The Montessori Method of education is a unique approach to learning. Rather than “teaching” the child concepts, the environment is designed to stimulate the child’s interests and learning capacities spontaneously. The environment allows the child to act independently and to be a participant in his own education. When the child is allowed to make choices and see the results of these, his self-esteem and confidence are built creating a more self-reliant, happy, and independent child.

Maria Montessori, the founder of the Montessori Method, was an Italian physician and educator who had the distinction of being the first woman to practice medicine in Italy. As a physician, Dr. Montessori worked with young children and became profoundly interested in their development. Through careful and exhaustive observation, she came to the realization that children construct their own personalities as they interact with their environment. She also perceived their strong inner drive to learn as they spontaneously chose and worked with the didactic materials she developed.

Montessori studied children in many countries around the world and realized the universality of the laws of human development. She continued to work tirelessly throughout her life, deepening her understanding of the child and adding to her educational method.

Dr. Montessori believed that a child’s full potential – physical, intellectual, and emotional – can be reached only if the child is given the opportunity to develop through the exploration of the environment. Montessori education exposes children to the physical and cognitive structures of a highly prepared environment that create an inner discipline and spark their innate curiosity and motivation to learn. Patterns of concentration and attention to detail, when established early, produce a confident, competent learner in later years.
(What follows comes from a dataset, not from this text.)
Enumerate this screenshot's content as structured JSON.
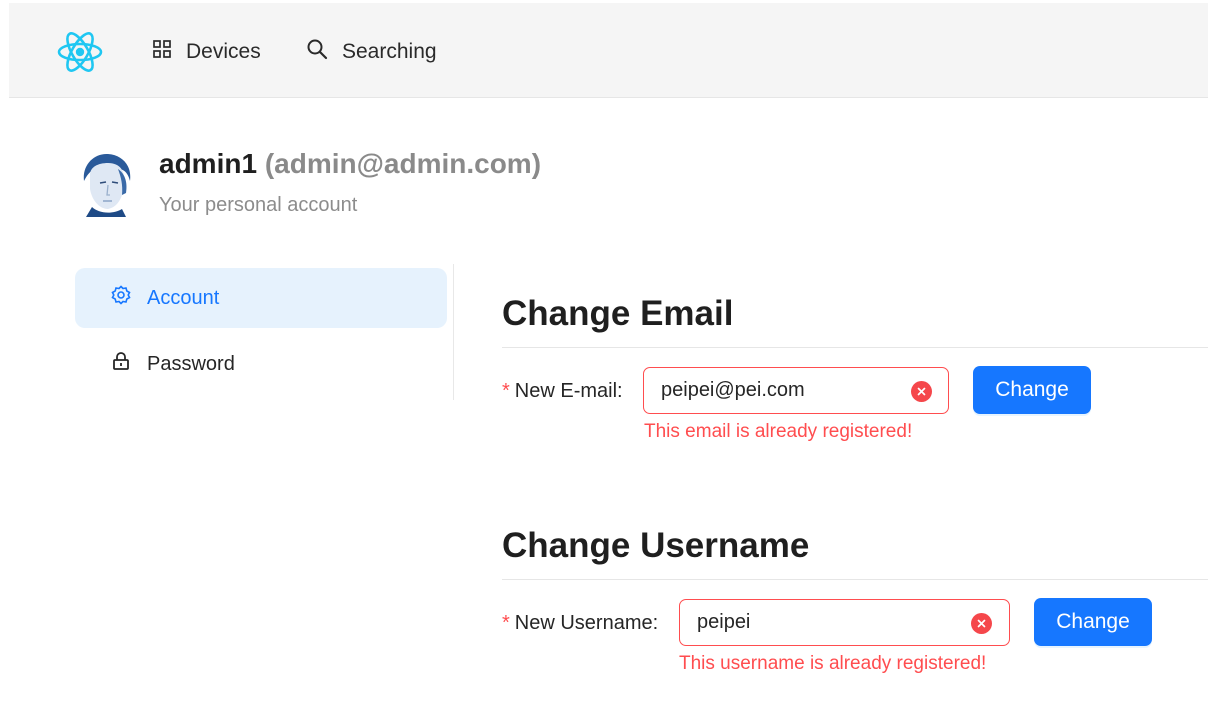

maria-montessori

Montessori vs. Traditional Schools

Montessori School

Teacher has guiding role and meets each child individually; child is an active participant in learning.

Traditional School

Teacher has dominant role; child is a passive participant in learning. Each child learns the same thing.

Montessori School

Instruction pace encourages internalization of information. Child identifies own errors through self-correcting tools. Child reworks until no errors are made.

Traditional School

Instruction pace set by group norm. Work is corrected by the teacher; errors viewed as mistakes.

Montessori School

Comprehension and repetition reinforce feelings of success and learning.

Traditional School

Relies on rote memorization, rewards and punishment to externally motivate learning.

Montessori School

Values concentration and uninterrupted time for focused work cycle to develop.

Traditional School

Values completion of assignments, memorization, and short class times that are heavily scheduled.

Montessori School

Three-year-age cycle in classrooms encourages mentoring and leadership skills which aids in child’s ability to be assertive and confident. In addition, children are able to work at individual levels and feel good about where they “are” in their learning ability.

Traditional School

One-year age cycle with children at different learning abilities trying to learn the same thing. Some are ahead and some are behind but all move at the same pace.

Montessori School

Individualized learning.

Traditional School

Standardized learning.

Montessori education is built on the idea that all learners are individuals. The curriculum allows children to develop skills at their own pace, working alone or in groups. Students may move freely throughout the classroom and socialize while learning to respect others’ work. The freedom to choose assists the child in constructing key executive functions such as inner discipline, cognitive flexibility, and working memory.

Students are grouped into classes that span three years. These mixed-age classrooms provide a greater range of curriculum options and reduced competition. Older children mentor and teach younger ones, building confidence and competence. Peer learning also promotes cooperation and a sense of community. This flexibility and focus on social skills allow learning to be tailored to the needs of the individual, regardless of ability, learning style, or social maturity.

For more information on Montessori Education, please review our website, especially the Parent and Student Handbook, and/or visit the sites below. We also encourage you to make an appointment to visit our school, observe the classroom(s) at work, and speak with the staff.